Excerpted records:
§
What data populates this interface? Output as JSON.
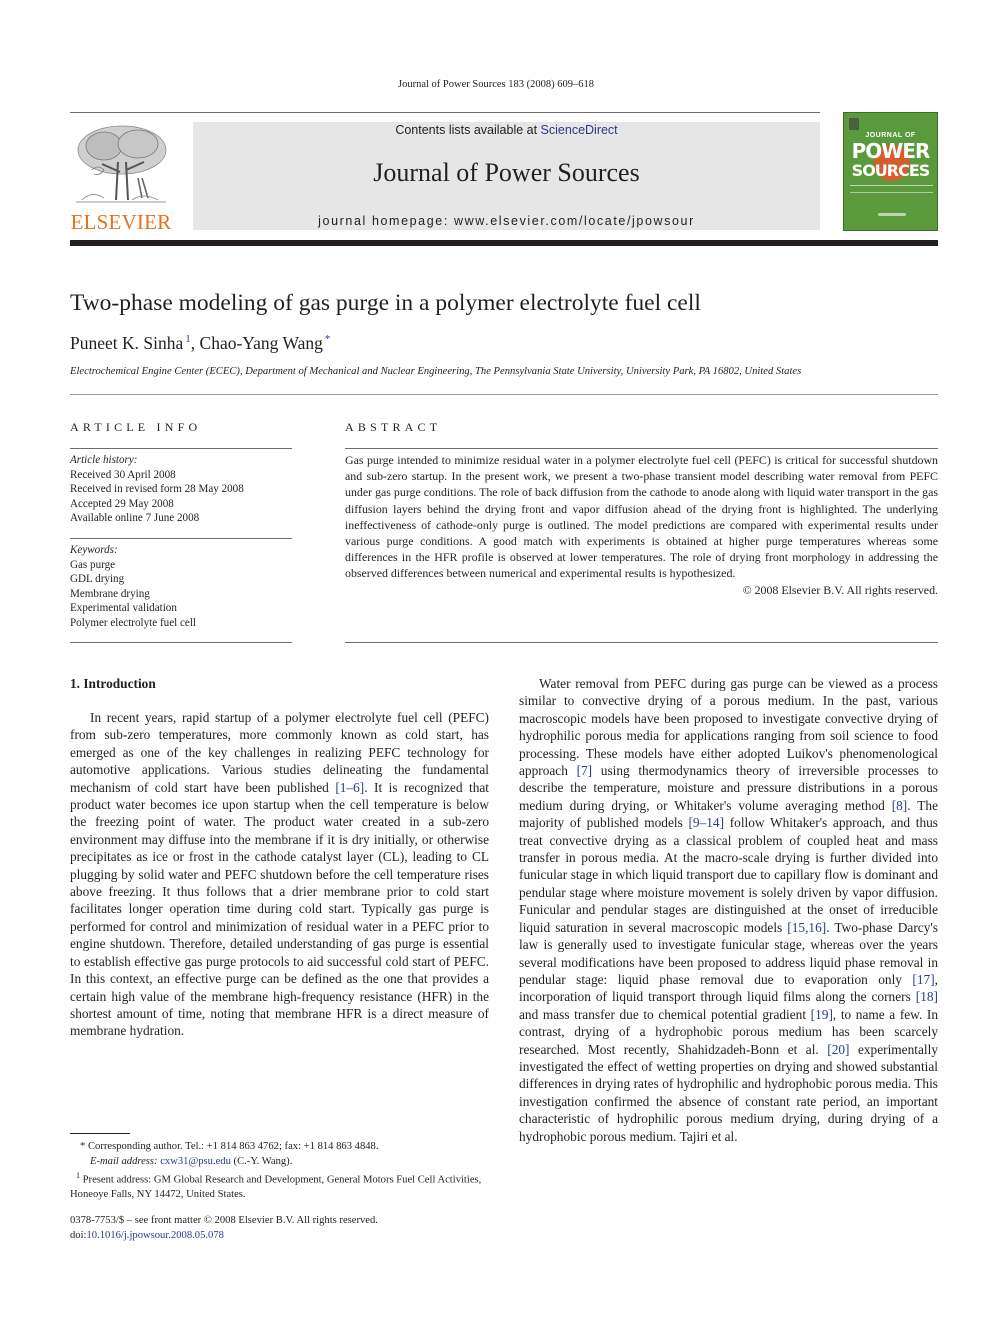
{
  "header": {
    "running_head": "Journal of Power Sources 183 (2008) 609–618",
    "contents_prefix": "Contents lists available at ",
    "contents_link": "ScienceDirect",
    "journal_title": "Journal of Power Sources",
    "homepage": "journal homepage: www.elsevier.com/locate/jpowsour",
    "publisher_logo_text": "ELSEVIER",
    "cover": {
      "line1": "JOURNAL OF",
      "line2": "POWER",
      "line3": "SOURCES",
      "bg_color": "#5a9a3c",
      "accent_color": "#e0562a"
    },
    "colors": {
      "elsevier_orange": "#e9711c",
      "link_blue": "#2a3a8a"
    }
  },
  "article": {
    "title": "Two-phase modeling of gas purge in a polymer electrolyte fuel cell",
    "authors": [
      {
        "name": "Puneet K. Sinha",
        "mark": "1"
      },
      {
        "name": "Chao-Yang Wang",
        "mark": "*"
      }
    ],
    "author_separator": ", ",
    "affiliation": "Electrochemical Engine Center (ECEC), Department of Mechanical and Nuclear Engineering, The Pennsylvania State University, University Park, PA 16802, United States"
  },
  "article_info": {
    "heading": "ARTICLE INFO",
    "history_label": "Article history:",
    "history": [
      "Received 30 April 2008",
      "Received in revised form 28 May 2008",
      "Accepted 29 May 2008",
      "Available online 7 June 2008"
    ],
    "keywords_label": "Keywords:",
    "keywords": [
      "Gas purge",
      "GDL drying",
      "Membrane drying",
      "Experimental validation",
      "Polymer electrolyte fuel cell"
    ]
  },
  "abstract": {
    "heading": "ABSTRACT",
    "text": "Gas purge intended to minimize residual water in a polymer electrolyte fuel cell (PEFC) is critical for successful shutdown and sub-zero startup. In the present work, we present a two-phase transient model describing water removal from PEFC under gas purge conditions. The role of back diffusion from the cathode to anode along with liquid water transport in the gas diffusion layers behind the drying front and vapor diffusion ahead of the drying front is highlighted. The underlying ineffectiveness of cathode-only purge is outlined. The model predictions are compared with experimental results under various purge conditions. A good match with experiments is obtained at higher purge temperatures whereas some differences in the HFR profile is observed at lower temperatures. The role of drying front morphology in addressing the observed differences between numerical and experimental results is hypothesized.",
    "copyright": "© 2008 Elsevier B.V. All rights reserved."
  },
  "body": {
    "section_heading": "1.  Introduction",
    "left_para": [
      {
        "t": "In recent years, rapid startup of a polymer electrolyte fuel cell (PEFC) from sub-zero temperatures, more commonly known as cold start, has emerged as one of the key challenges in realizing PEFC technology for automotive applications. Various studies delineating the fundamental mechanism of cold start have been published "
      },
      {
        "ref": "[1–6]"
      },
      {
        "t": ". It is recognized that product water becomes ice upon startup when the cell temperature is below the freezing point of water. The product water created in a sub-zero environment may diffuse into the membrane if it is dry initially, or otherwise precipitates as ice or frost in the cathode catalyst layer (CL), leading to CL plugging by solid water and PEFC shutdown before the cell temperature rises above freezing. It thus follows that a drier membrane prior to cold start facilitates longer operation time during cold start. Typically gas purge is performed for control and minimization of residual water in a PEFC prior to engine shutdown. Therefore, detailed understanding of gas purge is essential to establish effective gas purge protocols to aid successful cold start of PEFC. In this context, an effective purge can be defined as the one that provides a certain high value of the membrane high-frequency resistance (HFR) in the shortest amount of time, noting that membrane HFR is a direct measure of membrane hydration."
      }
    ],
    "right_para": [
      {
        "t": "Water removal from PEFC during gas purge can be viewed as a process similar to convective drying of a porous medium. In the past, various macroscopic models have been proposed to investigate convective drying of hydrophilic porous media for applications ranging from soil science to food processing. These models have either adopted Luikov's phenomenological approach "
      },
      {
        "ref": "[7]"
      },
      {
        "t": " using thermodynamics theory of irreversible processes to describe the temperature, moisture and pressure distributions in a porous medium during drying, or Whitaker's volume averaging method "
      },
      {
        "ref": "[8]"
      },
      {
        "t": ". The majority of published models "
      },
      {
        "ref": "[9–14]"
      },
      {
        "t": " follow Whitaker's approach, and thus treat convective drying as a classical problem of coupled heat and mass transfer in porous media. At the macro-scale drying is further divided into funicular stage in which liquid transport due to capillary flow is dominant and pendular stage where moisture movement is solely driven by vapor diffusion. Funicular and pendular stages are distinguished at the onset of irreducible liquid saturation in several macroscopic models "
      },
      {
        "ref": "[15,16]"
      },
      {
        "t": ". Two-phase Darcy's law is generally used to investigate funicular stage, whereas over the years several modifications have been proposed to address liquid phase removal in pendular stage: liquid phase removal due to evaporation only "
      },
      {
        "ref": "[17]"
      },
      {
        "t": ", incorporation of liquid transport through liquid films along the corners "
      },
      {
        "ref": "[18]"
      },
      {
        "t": " and mass transfer due to chemical potential gradient "
      },
      {
        "ref": "[19]"
      },
      {
        "t": ", to name a few. In contrast, drying of a hydrophobic porous medium has been scarcely researched. Most recently, Shahidzadeh-Bonn et al. "
      },
      {
        "ref": "[20]"
      },
      {
        "t": " experimentally investigated the effect of wetting properties on drying and showed substantial differences in drying rates of hydrophilic and hydrophobic porous media. This investigation confirmed the absence of constant rate period, an important characteristic of hydrophilic porous medium drying, during drying of a hydrophobic porous medium. Tajiri et al."
      }
    ]
  },
  "footnotes": {
    "corresponding": "* Corresponding author. Tel.: +1 814 863 4762; fax: +1 814 863 4848.",
    "email_label": "E-mail address: ",
    "email": "cxw31@psu.edu",
    "email_suffix": " (C.-Y. Wang).",
    "present_address_mark": "1",
    "present_address": " Present address: GM Global Research and Development, General Motors Fuel Cell Activities, Honeoye Falls, NY 14472, United States."
  },
  "issn": {
    "line1": "0378-7753/$ – see front matter © 2008 Elsevier B.V. All rights reserved.",
    "doi_prefix": "doi:",
    "doi": "10.1016/j.jpowsour.2008.05.078"
  }
}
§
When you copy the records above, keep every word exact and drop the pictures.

Written solution:
What data populates this interface? Output as JSON.
{
  "header": {
    "running_head": "Journal of Power Sources 183 (2008) 609–618",
    "contents_prefix": "Contents lists available at ",
    "contents_link": "ScienceDirect",
    "journal_title": "Journal of Power Sources",
    "homepage": "journal homepage: www.elsevier.com/locate/jpowsour",
    "publisher_logo_text": "ELSEVIER",
    "cover": {
      "line1": "JOURNAL OF",
      "line2": "POWER",
      "line3": "SOURCES",
      "bg_color": "#5a9a3c",
      "accent_color": "#e0562a"
    },
    "colors": {
      "elsevier_orange": "#e9711c",
      "link_blue": "#2a3a8a"
    }
  },
  "article": {
    "title": "Two-phase modeling of gas purge in a polymer electrolyte fuel cell",
    "authors": [
      {
        "name": "Puneet K. Sinha",
        "mark": "1"
      },
      {
        "name": "Chao-Yang Wang",
        "mark": "*"
      }
    ],
    "author_separator": ", ",
    "affiliation": "Electrochemical Engine Center (ECEC), Department of Mechanical and Nuclear Engineering, The Pennsylvania State University, University Park, PA 16802, United States"
  },
  "article_info": {
    "heading": "ARTICLE INFO",
    "history_label": "Article history:",
    "history": [
      "Received 30 April 2008",
      "Received in revised form 28 May 2008",
      "Accepted 29 May 2008",
      "Available online 7 June 2008"
    ],
    "keywords_label": "Keywords:",
    "keywords": [
      "Gas purge",
      "GDL drying",
      "Membrane drying",
      "Experimental validation",
      "Polymer electrolyte fuel cell"
    ]
  },
  "abstract": {
    "heading": "ABSTRACT",
    "text": "Gas purge intended to minimize residual water in a polymer electrolyte fuel cell (PEFC) is critical for successful shutdown and sub-zero startup. In the present work, we present a two-phase transient model describing water removal from PEFC under gas purge conditions. The role of back diffusion from the cathode to anode along with liquid water transport in the gas diffusion layers behind the drying front and vapor diffusion ahead of the drying front is highlighted. The underlying ineffectiveness of cathode-only purge is outlined. The model predictions are compared with experimental results under various purge conditions. A good match with experiments is obtained at higher purge temperatures whereas some differences in the HFR profile is observed at lower temperatures. The role of drying front morphology in addressing the observed differences between numerical and experimental results is hypothesized.",
    "copyright": "© 2008 Elsevier B.V. All rights reserved."
  },
  "body": {
    "section_heading": "1.  Introduction",
    "left_para": [
      {
        "t": "In recent years, rapid startup of a polymer electrolyte fuel cell (PEFC) from sub-zero temperatures, more commonly known as cold start, has emerged as one of the key challenges in realizing PEFC technology for automotive applications. Various studies delineating the fundamental mechanism of cold start have been published "
      },
      {
        "ref": "[1–6]"
      },
      {
        "t": ". It is recognized that product water becomes ice upon startup when the cell temperature is below the freezing point of water. The product water created in a sub-zero environment may diffuse into the membrane if it is dry initially, or otherwise precipitates as ice or frost in the cathode catalyst layer (CL), leading to CL plugging by solid water and PEFC shutdown before the cell temperature rises above freezing. It thus follows that a drier membrane prior to cold start facilitates longer operation time during cold start. Typically gas purge is performed for control and minimization of residual water in a PEFC prior to engine shutdown. Therefore, detailed understanding of gas purge is essential to establish effective gas purge protocols to aid successful cold start of PEFC. In this context, an effective purge can be defined as the one that provides a certain high value of the membrane high-frequency resistance (HFR) in the shortest amount of time, noting that membrane HFR is a direct measure of membrane hydration."
      }
    ],
    "right_para": [
      {
        "t": "Water removal from PEFC during gas purge can be viewed as a process similar to convective drying of a porous medium. In the past, various macroscopic models have been proposed to investigate convective drying of hydrophilic porous media for applications ranging from soil science to food processing. These models have either adopted Luikov's phenomenological approach "
      },
      {
        "ref": "[7]"
      },
      {
        "t": " using thermodynamics theory of irreversible processes to describe the temperature, moisture and pressure distributions in a porous medium during drying, or Whitaker's volume averaging method "
      },
      {
        "ref": "[8]"
      },
      {
        "t": ". The majority of published models "
      },
      {
        "ref": "[9–14]"
      },
      {
        "t": " follow Whitaker's approach, and thus treat convective drying as a classical problem of coupled heat and mass transfer in porous media. At the macro-scale drying is further divided into funicular stage in which liquid transport due to capillary flow is dominant and pendular stage where moisture movement is solely driven by vapor diffusion. Funicular and pendular stages are distinguished at the onset of irreducible liquid saturation in several macroscopic models "
      },
      {
        "ref": "[15,16]"
      },
      {
        "t": ". Two-phase Darcy's law is generally used to investigate funicular stage, whereas over the years several modifications have been proposed to address liquid phase removal in pendular stage: liquid phase removal due to evaporation only "
      },
      {
        "ref": "[17]"
      },
      {
        "t": ", incorporation of liquid transport through liquid films along the corners "
      },
      {
        "ref": "[18]"
      },
      {
        "t": " and mass transfer due to chemical potential gradient "
      },
      {
        "ref": "[19]"
      },
      {
        "t": ", to name a few. In contrast, drying of a hydrophobic porous medium has been scarcely researched. Most recently, Shahidzadeh-Bonn et al. "
      },
      {
        "ref": "[20]"
      },
      {
        "t": " experimentally investigated the effect of wetting properties on drying and showed substantial differences in drying rates of hydrophilic and hydrophobic porous media. This investigation confirmed the absence of constant rate period, an important characteristic of hydrophilic porous medium drying, during drying of a hydrophobic porous medium. Tajiri et al."
      }
    ]
  },
  "footnotes": {
    "corresponding": "* Corresponding author. Tel.: +1 814 863 4762; fax: +1 814 863 4848.",
    "email_label": "E-mail address: ",
    "email": "cxw31@psu.edu",
    "email_suffix": " (C.-Y. Wang).",
    "present_address_mark": "1",
    "present_address": " Present address: GM Global Research and Development, General Motors Fuel Cell Activities, Honeoye Falls, NY 14472, United States."
  },
  "issn": {
    "line1": "0378-7753/$ – see front matter © 2008 Elsevier B.V. All rights reserved.",
    "doi_prefix": "doi:",
    "doi": "10.1016/j.jpowsour.2008.05.078"
  }
}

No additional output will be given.